Health and Education: Strategies will be prepared on higher, basic and secondary education and vocational education. In the area of health, strategies will cover reproductive health and child care services, as well as the design of analytical tools for health system reform, and training in health and education. Important cross-sectoral work includes the Bank’s strategies on poverty reduction, delivery of social services, and indigenous peoples. Sustainable Cities: The Bank is promoting a forum for the interchange of good practices in urban development as a follow up to the Habitat II conference. Urban management will be the topic of a technical seminar for international experts at the IDB’s annual meeting in Barcelona in 1997. The Bank is also cooperating with ECLAC in work on solid waste management and will support a regional conference on urban violence in 1997. The Bank’s strategies on microenterprises, and small- and mediumsized businesses are also intended to lay the groundwork for sustainable cities by

Future Strategies, Best Practices and Conferences The Bank is engaged in research and broadbased consultations that provide a wealth of 23

education components in many Bank projects on issues ranging from the environmental to project maintenance to community organization, fostering the participation of communities and local organizations.

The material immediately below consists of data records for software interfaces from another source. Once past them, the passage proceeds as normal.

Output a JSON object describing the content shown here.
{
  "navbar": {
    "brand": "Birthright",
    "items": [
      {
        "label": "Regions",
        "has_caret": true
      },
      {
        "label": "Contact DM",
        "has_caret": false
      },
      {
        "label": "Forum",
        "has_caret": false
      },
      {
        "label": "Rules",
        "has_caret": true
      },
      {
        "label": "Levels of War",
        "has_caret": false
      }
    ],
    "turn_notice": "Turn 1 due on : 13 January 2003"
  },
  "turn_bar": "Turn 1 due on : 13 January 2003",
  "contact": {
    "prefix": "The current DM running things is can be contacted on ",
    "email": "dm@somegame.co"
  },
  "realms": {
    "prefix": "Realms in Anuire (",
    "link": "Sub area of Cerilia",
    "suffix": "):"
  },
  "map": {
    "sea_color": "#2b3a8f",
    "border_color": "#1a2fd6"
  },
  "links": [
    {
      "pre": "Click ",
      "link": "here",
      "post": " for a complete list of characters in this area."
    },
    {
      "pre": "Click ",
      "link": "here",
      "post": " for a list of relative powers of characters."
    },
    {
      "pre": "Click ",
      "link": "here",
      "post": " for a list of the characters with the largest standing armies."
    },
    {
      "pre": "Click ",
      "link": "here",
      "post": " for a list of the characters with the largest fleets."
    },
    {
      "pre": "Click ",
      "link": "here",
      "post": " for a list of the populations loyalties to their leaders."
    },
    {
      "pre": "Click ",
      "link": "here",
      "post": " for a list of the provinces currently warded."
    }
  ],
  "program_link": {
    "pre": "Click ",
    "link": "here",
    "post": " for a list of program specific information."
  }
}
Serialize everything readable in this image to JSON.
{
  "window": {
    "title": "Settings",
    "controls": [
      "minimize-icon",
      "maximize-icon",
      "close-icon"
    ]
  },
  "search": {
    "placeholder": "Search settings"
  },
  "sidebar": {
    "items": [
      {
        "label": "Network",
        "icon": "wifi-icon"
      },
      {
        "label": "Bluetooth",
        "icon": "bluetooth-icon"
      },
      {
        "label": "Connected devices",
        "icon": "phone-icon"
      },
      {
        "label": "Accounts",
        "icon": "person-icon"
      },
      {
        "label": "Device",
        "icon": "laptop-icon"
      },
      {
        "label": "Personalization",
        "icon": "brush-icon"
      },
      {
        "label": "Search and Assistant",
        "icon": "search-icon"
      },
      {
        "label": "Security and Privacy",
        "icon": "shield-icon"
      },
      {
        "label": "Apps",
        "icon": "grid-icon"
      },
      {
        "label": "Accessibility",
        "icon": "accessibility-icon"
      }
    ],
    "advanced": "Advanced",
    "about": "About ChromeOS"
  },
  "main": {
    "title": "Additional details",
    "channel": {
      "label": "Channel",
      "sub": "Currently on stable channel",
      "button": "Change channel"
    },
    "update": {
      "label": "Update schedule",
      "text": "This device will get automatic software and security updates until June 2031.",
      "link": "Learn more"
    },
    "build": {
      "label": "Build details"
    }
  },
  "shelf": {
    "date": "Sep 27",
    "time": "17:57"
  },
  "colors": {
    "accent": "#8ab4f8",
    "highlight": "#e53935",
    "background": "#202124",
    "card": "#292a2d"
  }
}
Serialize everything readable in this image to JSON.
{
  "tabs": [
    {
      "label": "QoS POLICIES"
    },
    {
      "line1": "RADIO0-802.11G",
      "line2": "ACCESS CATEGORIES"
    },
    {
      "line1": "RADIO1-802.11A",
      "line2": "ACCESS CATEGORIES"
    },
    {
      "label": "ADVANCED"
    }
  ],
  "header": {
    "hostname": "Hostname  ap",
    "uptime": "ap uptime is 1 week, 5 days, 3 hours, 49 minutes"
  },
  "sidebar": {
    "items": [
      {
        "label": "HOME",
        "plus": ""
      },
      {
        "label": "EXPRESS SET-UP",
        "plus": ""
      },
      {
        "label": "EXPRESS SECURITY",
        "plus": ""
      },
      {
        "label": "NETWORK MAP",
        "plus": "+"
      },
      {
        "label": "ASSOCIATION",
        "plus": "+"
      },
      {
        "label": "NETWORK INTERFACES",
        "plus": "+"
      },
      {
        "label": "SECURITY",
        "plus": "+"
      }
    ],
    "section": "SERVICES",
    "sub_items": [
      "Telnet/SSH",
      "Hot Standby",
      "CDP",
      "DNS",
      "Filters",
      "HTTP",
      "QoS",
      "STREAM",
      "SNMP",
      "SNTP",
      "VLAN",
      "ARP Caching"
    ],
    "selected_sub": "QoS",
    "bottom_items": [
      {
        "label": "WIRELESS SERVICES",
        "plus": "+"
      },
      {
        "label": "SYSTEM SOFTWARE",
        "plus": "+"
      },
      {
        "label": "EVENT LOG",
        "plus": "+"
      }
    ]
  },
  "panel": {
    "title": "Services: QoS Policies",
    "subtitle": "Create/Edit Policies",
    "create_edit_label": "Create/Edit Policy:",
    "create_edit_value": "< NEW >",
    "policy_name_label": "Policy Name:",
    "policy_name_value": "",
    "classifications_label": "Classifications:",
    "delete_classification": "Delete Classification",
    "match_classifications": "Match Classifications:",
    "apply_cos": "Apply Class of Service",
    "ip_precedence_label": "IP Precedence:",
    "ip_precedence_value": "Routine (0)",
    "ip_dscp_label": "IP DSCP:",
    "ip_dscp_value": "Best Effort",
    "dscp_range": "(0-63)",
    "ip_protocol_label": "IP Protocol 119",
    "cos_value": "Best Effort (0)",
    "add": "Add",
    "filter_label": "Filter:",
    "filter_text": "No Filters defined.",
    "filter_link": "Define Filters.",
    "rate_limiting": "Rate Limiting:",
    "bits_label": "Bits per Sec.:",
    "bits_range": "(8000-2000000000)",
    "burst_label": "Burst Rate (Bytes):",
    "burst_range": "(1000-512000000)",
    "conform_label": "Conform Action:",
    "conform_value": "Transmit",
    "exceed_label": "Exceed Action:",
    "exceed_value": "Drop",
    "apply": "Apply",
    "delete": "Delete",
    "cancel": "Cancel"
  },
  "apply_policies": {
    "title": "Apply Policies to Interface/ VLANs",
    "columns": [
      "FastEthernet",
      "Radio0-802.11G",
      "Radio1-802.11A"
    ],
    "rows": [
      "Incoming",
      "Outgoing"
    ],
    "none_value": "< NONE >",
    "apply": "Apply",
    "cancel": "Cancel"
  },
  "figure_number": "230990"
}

contributing to the alleviation of urban unemployment. Agriculture, Natural Resources and Forest Management: Work is underway for strategies on rural development, sustainable agriculture, coastal and marine resources, water resources management, and energy. Bank activities also support regional implementation of the international fisheries and maritime agreements, as well as coordination of policy work with other organizations, such as the UNDP on water resources management, sustainable forest management, and a climate program. Best practices papers, such as “Introduction to Urban Greening”, a conference on urban greening in Mexico (December 1996), and a future conference on sustainable energy in 1997 are examples of the Bank’s dissemination activities. The Bank supports specialized funds, such as the Agricultural Technology Fund and the Indigenous Peoples Fund, and will examine the establishment of other funds, such as biodiversity conservation and environmental funds.

Investing in a Sustainable Future By themselves these initiatives represent a small part of the effort needed to achieve environmental sustainability, social equity, and economic growth in the region. The challenge of sustainable development can only be met through a lasting and constructive partnership of individuals, local communities and governments, national authorities, and the international community. As a partner in this effort, the InterAmerican Development Bank is actively working to forge these partnerships locally and internationally, build the region’s institutional and technical capacity, and invest in a sustainable future for Latin America and the Caribbean.

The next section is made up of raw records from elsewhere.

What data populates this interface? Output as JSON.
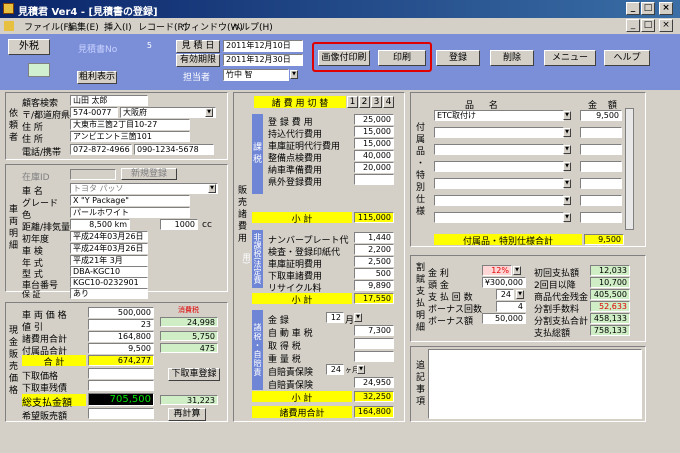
{
  "window": {
    "title": "見積君 Ver4 - [見積書の登録]"
  },
  "menu": [
    "ファイル(F)",
    "編集(E)",
    "挿入(I)",
    "レコード(R)",
    "ウィンドウ(W)",
    "ヘルプ(H)"
  ],
  "toolbar": {
    "tax_button": "外税",
    "estimate_no_label": "見積書No.",
    "estimate_no_value": "5",
    "gross_profit_button": "粗利表示",
    "estimate_date_label": "見 積 日",
    "estimate_date_value": "2011年12月10日",
    "valid_until_label": "有効期限",
    "valid_until_value": "2011年12月30日",
    "staff_label": "担当者",
    "staff_value": "竹中 智",
    "print_with_image": "画像付印刷",
    "print": "印刷",
    "register": "登録",
    "delete": "削除",
    "menu": "メニュー",
    "help": "ヘルプ"
  },
  "client": {
    "section": "依頼者",
    "labels": [
      "顧客検索",
      "〒/都道府県",
      "住 所",
      "住 所",
      "電話/携帯"
    ],
    "search": "山田 太郎",
    "zip": "574-0077",
    "pref": "大阪府",
    "addr1": "大東市三箇2丁目10-27",
    "addr2": "アンビエント三箇101",
    "tel": "072-872-4966",
    "mobile": "090-1234-5678"
  },
  "vehicle": {
    "section": "車両明細",
    "stock_label": "在庫ID",
    "new_register": "新規登録",
    "labels": [
      "車 名",
      "グレード",
      "色",
      "距離/排気量",
      "初年度",
      "車 検",
      "年 式",
      "型 式",
      "車台番号",
      "保 証"
    ],
    "name": "トヨタ パッソ",
    "grade": "X \"Y Package\"",
    "color": "パールホワイト",
    "mileage": "8,500 km",
    "cc": "1000",
    "cc_unit": "cc",
    "first_reg": "平成24年03月26日",
    "inspection": "平成24年03月26日",
    "model_year": "平成21年 3月",
    "model_code": "DBA-KGC10",
    "chassis": "KGC10-0232901",
    "warranty": "あり"
  },
  "cash": {
    "section": "現金販売価格",
    "labels": [
      "車 両 価 格",
      "値 引",
      "諸費用合計",
      "付属品合計",
      "合 計",
      "下取価格",
      "下取車残債",
      "総支払金額",
      "希望販売額"
    ],
    "car_price": "500,000",
    "discount": "23",
    "fees": "164,800",
    "accessories": "9,500",
    "total": "674,277",
    "total_pay": "705,500",
    "tax_label": "消費税",
    "tax_values": [
      "24,998",
      "5,750",
      "475"
    ],
    "tax_total": "31,223",
    "tradein_button": "下取車登録",
    "recalc_button": "再計算"
  },
  "fees": {
    "header": "諸 費 用 切 替",
    "tabs": [
      "1",
      "2",
      "3",
      "4"
    ],
    "section_label": "販売諸費用",
    "taxed_label": "課税",
    "taxed_items": [
      "登 録 費 用",
      "持込代行費用",
      "車庫証明代行費用",
      "整備点検費用",
      "納車準備費用",
      "県外登録費用"
    ],
    "taxed_values": [
      "25,000",
      "15,000",
      "15,000",
      "40,000",
      "20,000",
      ""
    ],
    "subtotal_label": "小 計",
    "taxed_subtotal": "115,000",
    "nontax_label": "非課税",
    "nontax_sub": "(法定費用)",
    "nontax_items": [
      "ナンバープレート代",
      "検査・登録印紙代",
      "車庫証明費用",
      "下取車諸費用",
      "リサイクル料"
    ],
    "nontax_values": [
      "1,440",
      "2,200",
      "2,500",
      "500",
      "9,890"
    ],
    "nontax_subtotal": "17,550",
    "misc_label": "諸税・自賠責",
    "misc_items": [
      "金 録",
      "自 動 車 税",
      "取 得 税",
      "重 量 税",
      "自賠責保険",
      "自賠責保険"
    ],
    "month_reg": "12",
    "month_unit": "月",
    "misc_values": [
      "",
      "7,300",
      "",
      "",
      "",
      ""
    ],
    "ins_months": "24",
    "ins_unit": "ヶ月",
    "ins_value": "24,950",
    "misc_subtotal": "32,250",
    "grand_label": "諸費用合計",
    "grand_total": "164,800"
  },
  "accessories": {
    "section": "付属品・特別仕様",
    "col_name": "品 名",
    "col_amount": "金 額",
    "rows": [
      {
        "name": "ETC取付け",
        "amount": "9,500"
      },
      {
        "name": "",
        "amount": ""
      },
      {
        "name": "",
        "amount": ""
      },
      {
        "name": "",
        "amount": ""
      },
      {
        "name": "",
        "amount": ""
      },
      {
        "name": "",
        "amount": ""
      },
      {
        "name": "",
        "amount": ""
      }
    ],
    "total_label": "付属品・特別仕様合計",
    "total": "9,500"
  },
  "loan": {
    "section": "割賦支払明細",
    "labels": [
      "金 利",
      "頭 金",
      "支 払 回 数",
      "ボーナス回数",
      "ボーナス額"
    ],
    "rate": "12%",
    "down": "¥300,000",
    "count": "24",
    "bonus_count": "4",
    "bonus_amount": "50,000",
    "right_labels": [
      "初回支払額",
      "2回目以降",
      "商品代金残金",
      "分割手数料",
      "分割支払合計",
      "支払総額"
    ],
    "right_values": [
      "12,033",
      "10,700",
      "405,500",
      "52,633",
      "458,133",
      "758,133"
    ]
  },
  "notes": {
    "section": "追記事項"
  }
}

Public Participation: The Bank has completed a concept paper on community consultation 4 and strategy work is planned on indigenous peoples and sociocultural soundess. National and regional conferences and workshops are part of an ongoing effort of consultation with local NGOs, while new projects and technical assistance for modernization of the state, judicial reform and civil society are growing in number. These efforts are combined with community 4

“Community Consultation, Sustainable Development and the Inter-American Development Bank: A Concept Paper,” Norman Schwartz and Anne Deruyttere.


investing in a sustainable future: inter-american development bank support for the goals of the s...  

for latin america and the caribbean, sustainable development encompasses the broad objectives of our societies: sustainable economic develop...